– She gave priority to the protection of Greece’s recent architectural heritage, supporting the restoration of important buildings throughout the country and especially in Athens (Schlieman Mansion – Weiler building).
– She gave full support to the completion of the Athens Hall of Music (Megaron Mousikis Athinon). She bought and commissioned the reconstruction of the REX building.
– In 1989, she backed the Thessaloniki Byzantine Museum project; the largest Greek museum built in Greece in the 20th century.
– She established annual literary prizes.
– She established the Municipal Regional Theatres and contributed to the creation and operation of Municipal Conservatories.
– She supported and promoted Greek cinema.
– She was one of the devoted supporters of the Athens bid for the 1996 Olympics to commemorate the centennial of the first Modern Olympic Games of 1896.
– In 1983, during the first Greek presidency, she invited the Culture Ministers of the ten European Union Member States, at the time, at an informal meeting in Zappeion where she asked them to participate in a joint action to increase the people’s cultural awareness, since there was no reference to cultural questions in the Treaty of Rome. So, on her initiative the sessions of the EEC Ministers of Culture were established.
– One of her greatest achievements as Minister of Culture was the establishment of the institution of the Cultural Capitals of Europe, with Athens being chosen as the first capital in 1985.
– A fruitful and constructive dialogue with the countries of Eastern Europe began on her initiative when in 1988, during the second Greek presidency, she supported the idea of a cooperation between Eastern Europe and the European Union and tried to open up the borders despite the strong reservations of her European partners. The idea was implemented in 1989 with the celebration of the Month of Culture in Eastern countries.
In the legislative elections of 1989, Melina Mercouri was elected as a national parliamentarian and remained a member of PASOK’s Executive Bureau. In 1990 she was a candidate for the city of Athens at the municipal elections. In 1992 she played the part of Clytemnestra in the opera “Pylades” by Kouroupos and Chimonas, directed by Dionysis Fotopoulos, at the Athens Hall of Music. Following PASOK’s victory in the 1993 elections, Melina Mercouri was back at the Ministry of Culture. During her short, second term of office, Melina Mercouri had the program:
– The creation of a cultural park in the Aegean to safeguard and enhance the civilization and environment of the Aegean islands.
– To link culture with education at all educational levels, by creating a new system of post-training of teachers so that in all subjects there be included cultural references.
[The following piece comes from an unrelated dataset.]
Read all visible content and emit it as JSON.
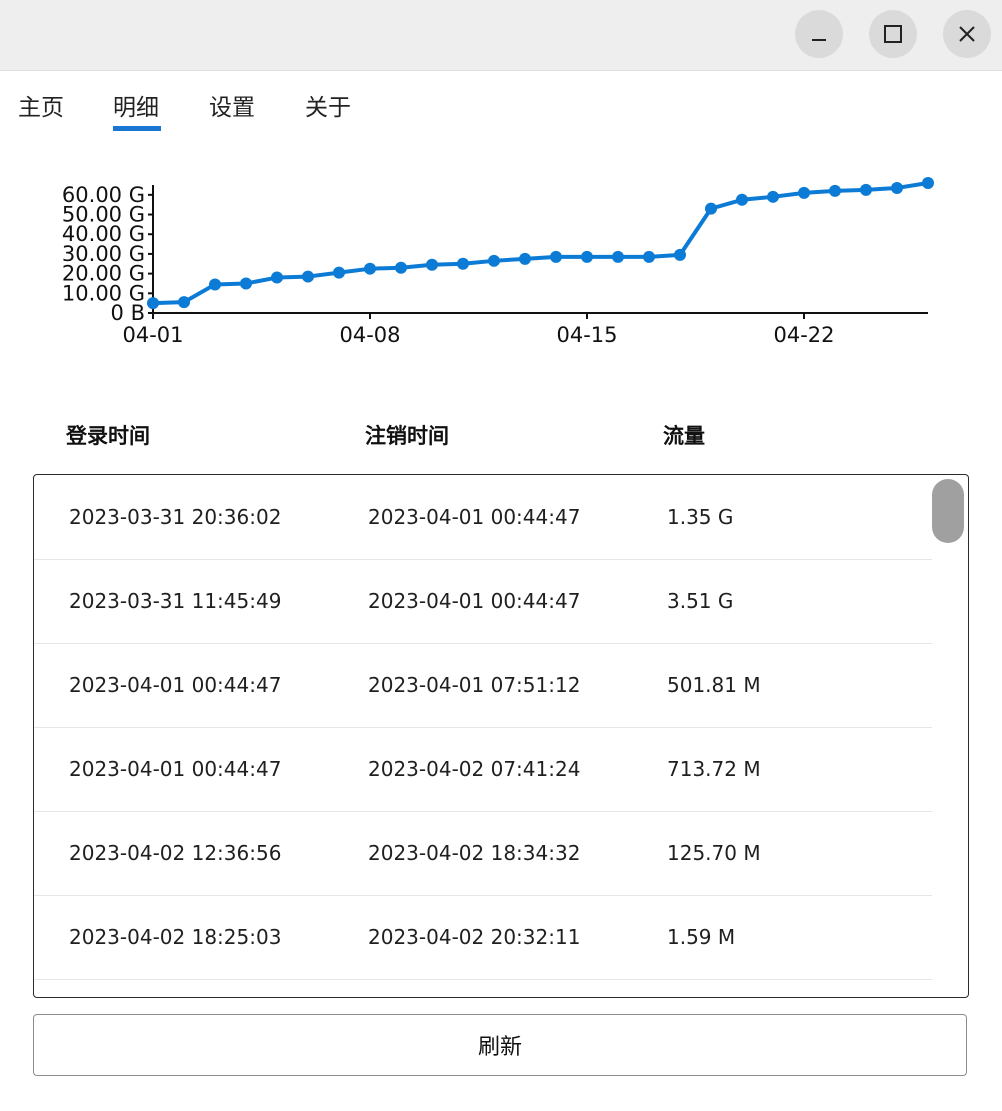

And above all the children find pleasure in learning. She advanced the slogan Education through Enjoyment.
-Till her final days, Melina tried hard to have the Parthenon Marbles returned and her famous quote was, “You must understand what the Parthenon Marbles mean to us. They are our pride. They are our sacrifices. They are our noblest symbol of excellence. They are a tribute to the democratic philosophy. They are aspirations and our name. They are the essence of Greekness.”
Melina Mercouri died on 6 March 1994 at New York’s Memorial Hospital and her funeral was held, with Prime Minister’s honors, on 10 March 1994.
But more important to Melina Mercouri was that the love she had for the Greek people was returned to her and that her memory is revered and cherished by all.